- TASK TO COMPLETE:
With the line containing "Decode this image" as the starting point, output the remaining lines of the data exactly as they are, through the last.

[Data items]
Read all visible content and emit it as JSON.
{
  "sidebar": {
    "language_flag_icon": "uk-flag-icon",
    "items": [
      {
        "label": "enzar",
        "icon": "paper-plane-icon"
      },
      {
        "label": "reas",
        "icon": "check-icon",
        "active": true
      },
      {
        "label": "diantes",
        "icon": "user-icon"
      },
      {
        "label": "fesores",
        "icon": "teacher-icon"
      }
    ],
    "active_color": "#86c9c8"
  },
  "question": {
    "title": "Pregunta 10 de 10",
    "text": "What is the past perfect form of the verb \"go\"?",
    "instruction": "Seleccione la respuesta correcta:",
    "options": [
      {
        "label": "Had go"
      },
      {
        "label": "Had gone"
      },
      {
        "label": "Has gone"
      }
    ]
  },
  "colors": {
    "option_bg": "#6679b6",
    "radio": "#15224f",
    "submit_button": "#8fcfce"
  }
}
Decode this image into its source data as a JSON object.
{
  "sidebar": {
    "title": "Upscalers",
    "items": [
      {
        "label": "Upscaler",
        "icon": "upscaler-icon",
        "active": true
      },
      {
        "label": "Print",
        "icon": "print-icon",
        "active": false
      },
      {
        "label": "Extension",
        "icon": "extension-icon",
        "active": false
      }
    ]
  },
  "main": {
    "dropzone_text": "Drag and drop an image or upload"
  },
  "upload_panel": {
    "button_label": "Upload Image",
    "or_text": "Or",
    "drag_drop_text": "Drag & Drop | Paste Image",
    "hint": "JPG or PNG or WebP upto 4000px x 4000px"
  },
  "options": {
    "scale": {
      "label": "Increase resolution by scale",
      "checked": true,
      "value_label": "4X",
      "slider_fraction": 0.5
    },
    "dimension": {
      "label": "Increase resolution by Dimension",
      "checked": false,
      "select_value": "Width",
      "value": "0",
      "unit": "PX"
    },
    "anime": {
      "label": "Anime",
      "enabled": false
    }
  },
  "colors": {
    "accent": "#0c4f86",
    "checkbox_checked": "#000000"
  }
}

- SOLUTION TO THIS EXERCISE:
Decode this image into its source data as a JSON object.
{
  "sidebar": {
    "title": "Upscalers",
    "items": [
      {
        "label": "Upscaler",
        "icon": "upscaler-icon",
        "active": true
      },
      {
        "label": "Print",
        "icon": "print-icon",
        "active": false
      },
      {
        "label": "Extension",
        "icon": "extension-icon",
        "active": false
      }
    ]
  },
  "main": {
    "dropzone_text": "Drag and drop an image or upload"
  },
  "upload_panel": {
    "button_label": "Upload Image",
    "or_text": "Or",
    "drag_drop_text": "Drag & Drop | Paste Image",
    "hint": "JPG or PNG or WebP upto 4000px x 4000px"
  },
  "options": {
    "scale": {
      "label": "Increase resolution by scale",
      "checked": true,
      "value_label": "4X",
      "slider_fraction": 0.5
    },
    "dimension": {
      "label": "Increase resolution by Dimension",
      "checked": false,
      "select_value": "Width",
      "value": "0",
      "unit": "PX"
    },
    "anime": {
      "label": "Anime",
      "enabled": false
    }
  },
  "colors": {
    "accent": "#0c4f86",
    "checkbox_checked": "#000000"
  }
}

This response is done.